Please report, as a bare number, how many lines below include the string "true".
--- PROVIDED RECORDS Enclosed Below ---
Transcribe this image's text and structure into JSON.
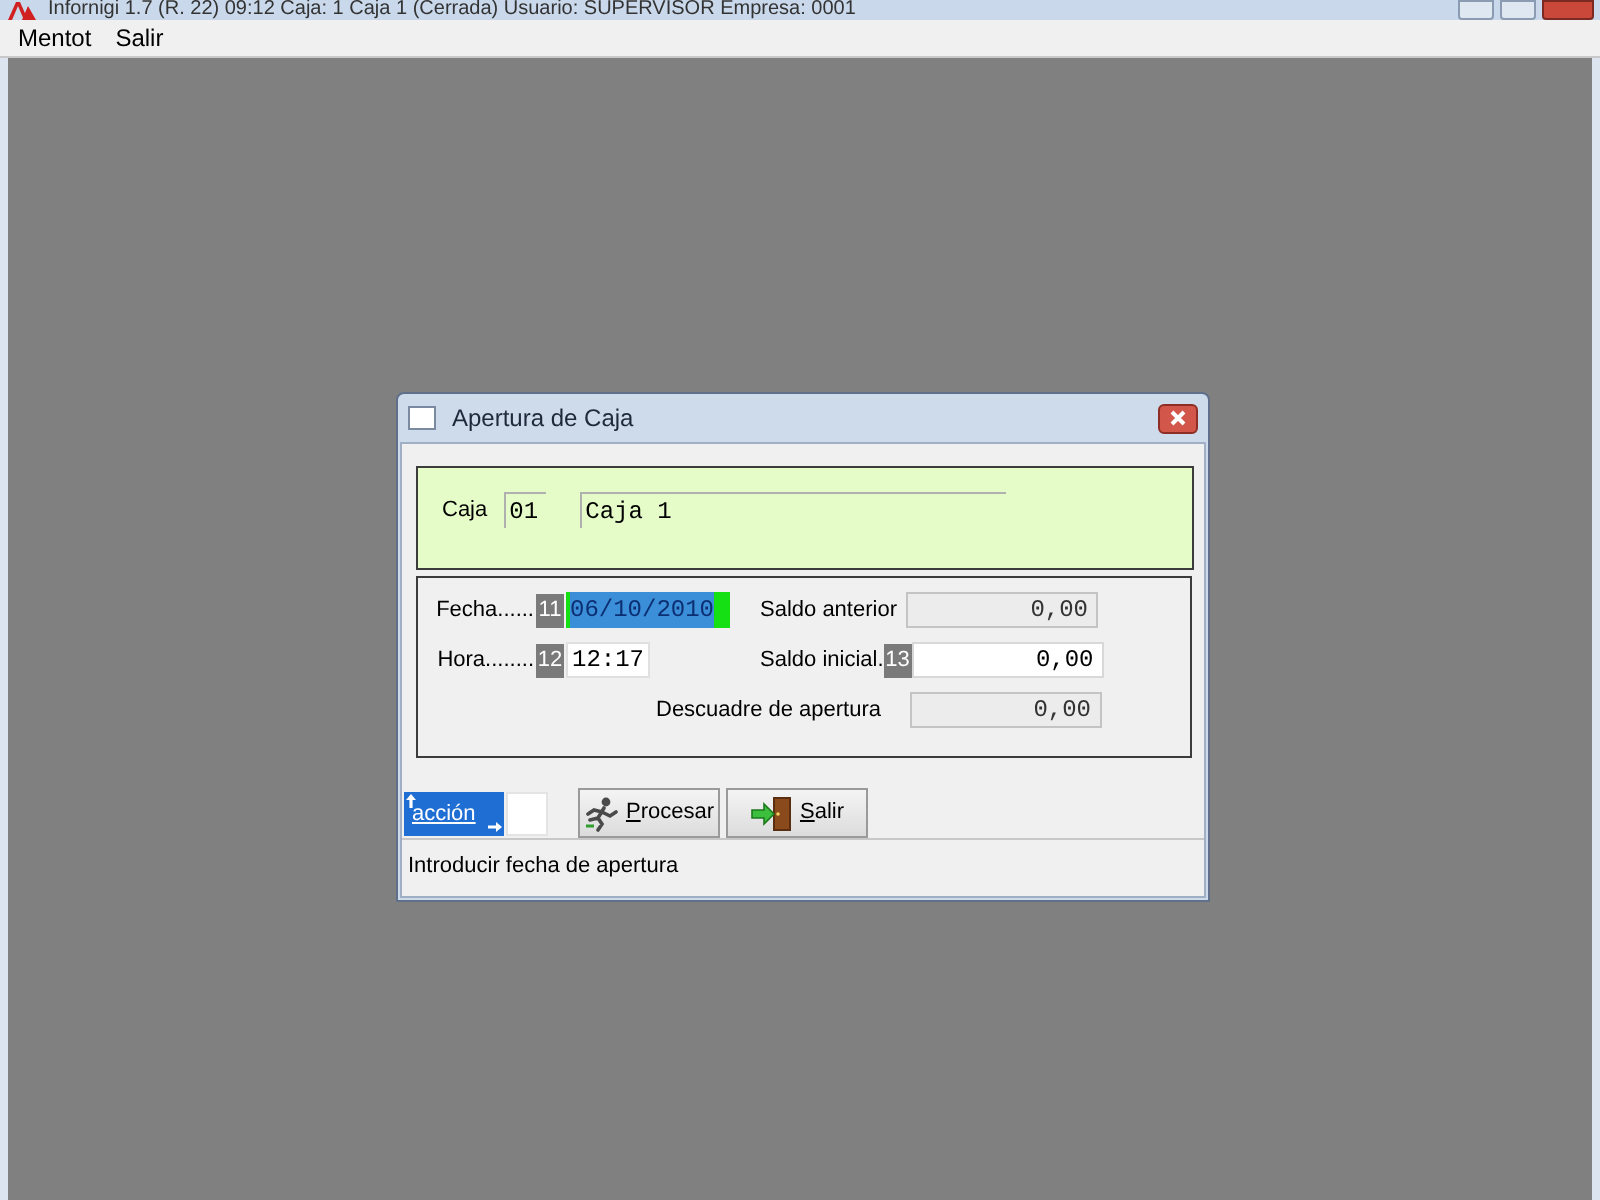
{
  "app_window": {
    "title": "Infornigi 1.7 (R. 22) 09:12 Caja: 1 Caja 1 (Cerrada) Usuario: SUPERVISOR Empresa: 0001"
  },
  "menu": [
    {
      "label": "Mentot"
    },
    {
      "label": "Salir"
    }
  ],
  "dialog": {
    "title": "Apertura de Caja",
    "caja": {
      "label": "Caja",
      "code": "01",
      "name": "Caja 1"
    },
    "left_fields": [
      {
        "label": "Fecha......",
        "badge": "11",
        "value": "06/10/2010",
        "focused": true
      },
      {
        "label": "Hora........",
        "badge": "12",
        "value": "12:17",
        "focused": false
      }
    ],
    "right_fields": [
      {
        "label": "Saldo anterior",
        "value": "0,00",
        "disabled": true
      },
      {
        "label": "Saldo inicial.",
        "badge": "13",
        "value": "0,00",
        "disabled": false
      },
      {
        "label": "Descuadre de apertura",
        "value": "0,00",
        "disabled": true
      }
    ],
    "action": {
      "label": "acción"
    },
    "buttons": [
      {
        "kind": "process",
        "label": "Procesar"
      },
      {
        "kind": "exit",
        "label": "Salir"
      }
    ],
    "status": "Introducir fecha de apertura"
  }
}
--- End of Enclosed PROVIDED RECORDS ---
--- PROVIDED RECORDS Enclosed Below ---
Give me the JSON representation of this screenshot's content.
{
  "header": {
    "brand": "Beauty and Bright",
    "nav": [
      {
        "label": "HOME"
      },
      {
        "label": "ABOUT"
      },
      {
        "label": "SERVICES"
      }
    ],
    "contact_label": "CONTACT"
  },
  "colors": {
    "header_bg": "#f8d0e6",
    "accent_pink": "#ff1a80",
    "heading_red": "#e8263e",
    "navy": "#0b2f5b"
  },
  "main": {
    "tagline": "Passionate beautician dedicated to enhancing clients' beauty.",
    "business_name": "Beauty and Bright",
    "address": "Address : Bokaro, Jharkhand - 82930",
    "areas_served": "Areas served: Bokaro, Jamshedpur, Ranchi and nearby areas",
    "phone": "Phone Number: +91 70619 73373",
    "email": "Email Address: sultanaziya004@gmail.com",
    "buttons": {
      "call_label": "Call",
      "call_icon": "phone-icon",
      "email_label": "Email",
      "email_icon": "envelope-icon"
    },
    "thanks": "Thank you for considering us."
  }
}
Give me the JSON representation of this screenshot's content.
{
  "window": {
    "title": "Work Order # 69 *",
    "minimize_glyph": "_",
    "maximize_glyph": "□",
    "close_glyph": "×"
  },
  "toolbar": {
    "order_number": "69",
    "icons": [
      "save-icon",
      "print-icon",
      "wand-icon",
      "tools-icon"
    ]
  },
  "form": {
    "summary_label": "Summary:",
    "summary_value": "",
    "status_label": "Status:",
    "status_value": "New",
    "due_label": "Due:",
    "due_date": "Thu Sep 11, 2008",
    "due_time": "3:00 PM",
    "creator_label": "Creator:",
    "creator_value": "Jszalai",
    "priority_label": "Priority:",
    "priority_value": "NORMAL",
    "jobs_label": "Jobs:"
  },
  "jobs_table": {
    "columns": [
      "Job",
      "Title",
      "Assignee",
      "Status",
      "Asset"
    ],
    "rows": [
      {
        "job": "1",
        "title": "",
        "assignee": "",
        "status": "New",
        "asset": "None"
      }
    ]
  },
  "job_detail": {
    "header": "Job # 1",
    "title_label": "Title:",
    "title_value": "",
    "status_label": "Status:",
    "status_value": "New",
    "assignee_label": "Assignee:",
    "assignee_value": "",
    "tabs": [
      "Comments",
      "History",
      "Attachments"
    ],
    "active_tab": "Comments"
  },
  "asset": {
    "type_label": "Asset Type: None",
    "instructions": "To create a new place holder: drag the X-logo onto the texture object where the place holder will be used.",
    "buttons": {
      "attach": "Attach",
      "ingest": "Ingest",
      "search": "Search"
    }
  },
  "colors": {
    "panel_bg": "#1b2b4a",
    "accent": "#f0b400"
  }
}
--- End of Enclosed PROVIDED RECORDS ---
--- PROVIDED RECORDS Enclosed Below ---
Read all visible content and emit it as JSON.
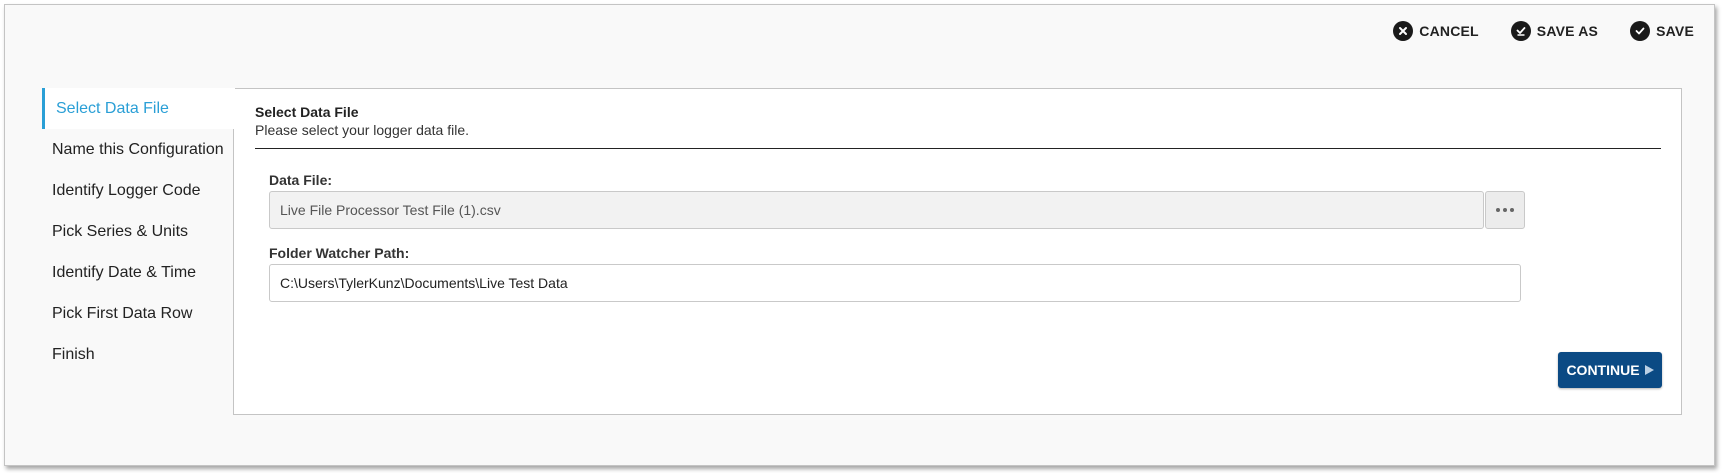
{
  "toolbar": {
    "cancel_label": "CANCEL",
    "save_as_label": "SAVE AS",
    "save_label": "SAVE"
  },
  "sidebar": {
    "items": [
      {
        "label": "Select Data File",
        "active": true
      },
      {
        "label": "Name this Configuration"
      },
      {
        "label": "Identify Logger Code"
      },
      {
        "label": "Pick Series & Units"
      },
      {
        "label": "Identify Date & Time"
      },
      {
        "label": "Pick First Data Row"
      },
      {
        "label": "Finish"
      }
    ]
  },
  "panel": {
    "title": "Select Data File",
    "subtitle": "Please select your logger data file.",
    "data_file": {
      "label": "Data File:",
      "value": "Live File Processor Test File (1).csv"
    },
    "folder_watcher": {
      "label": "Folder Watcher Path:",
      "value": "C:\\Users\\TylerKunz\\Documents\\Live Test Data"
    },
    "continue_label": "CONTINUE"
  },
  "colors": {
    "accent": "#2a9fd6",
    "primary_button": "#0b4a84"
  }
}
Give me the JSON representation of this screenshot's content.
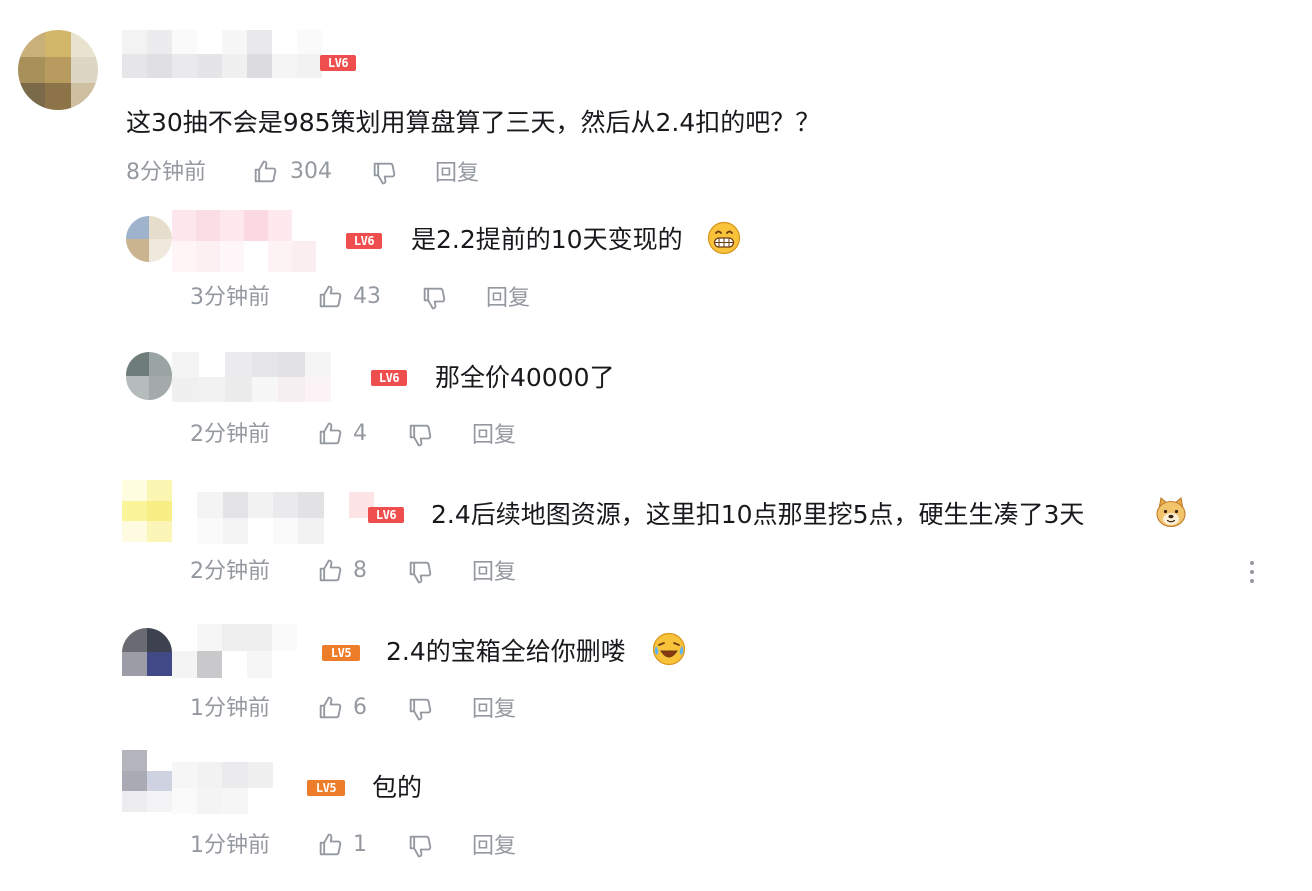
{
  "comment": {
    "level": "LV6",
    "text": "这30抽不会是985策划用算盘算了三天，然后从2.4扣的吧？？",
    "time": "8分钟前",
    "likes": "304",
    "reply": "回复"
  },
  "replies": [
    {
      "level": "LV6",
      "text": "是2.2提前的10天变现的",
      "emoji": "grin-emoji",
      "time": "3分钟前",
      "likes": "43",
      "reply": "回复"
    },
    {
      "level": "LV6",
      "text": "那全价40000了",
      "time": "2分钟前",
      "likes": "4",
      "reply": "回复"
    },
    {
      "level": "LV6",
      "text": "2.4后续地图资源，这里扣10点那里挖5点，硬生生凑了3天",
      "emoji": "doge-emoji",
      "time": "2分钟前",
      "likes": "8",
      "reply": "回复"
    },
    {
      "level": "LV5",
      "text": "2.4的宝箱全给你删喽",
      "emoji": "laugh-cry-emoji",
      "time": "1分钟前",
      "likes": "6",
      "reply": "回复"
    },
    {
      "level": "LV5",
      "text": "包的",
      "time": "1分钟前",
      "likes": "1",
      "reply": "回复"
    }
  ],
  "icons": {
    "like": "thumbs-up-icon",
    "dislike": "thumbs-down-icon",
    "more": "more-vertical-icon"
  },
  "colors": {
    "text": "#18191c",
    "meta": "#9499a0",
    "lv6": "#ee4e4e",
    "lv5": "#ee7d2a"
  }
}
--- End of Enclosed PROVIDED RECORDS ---
**SOLVED EXERCISE**
4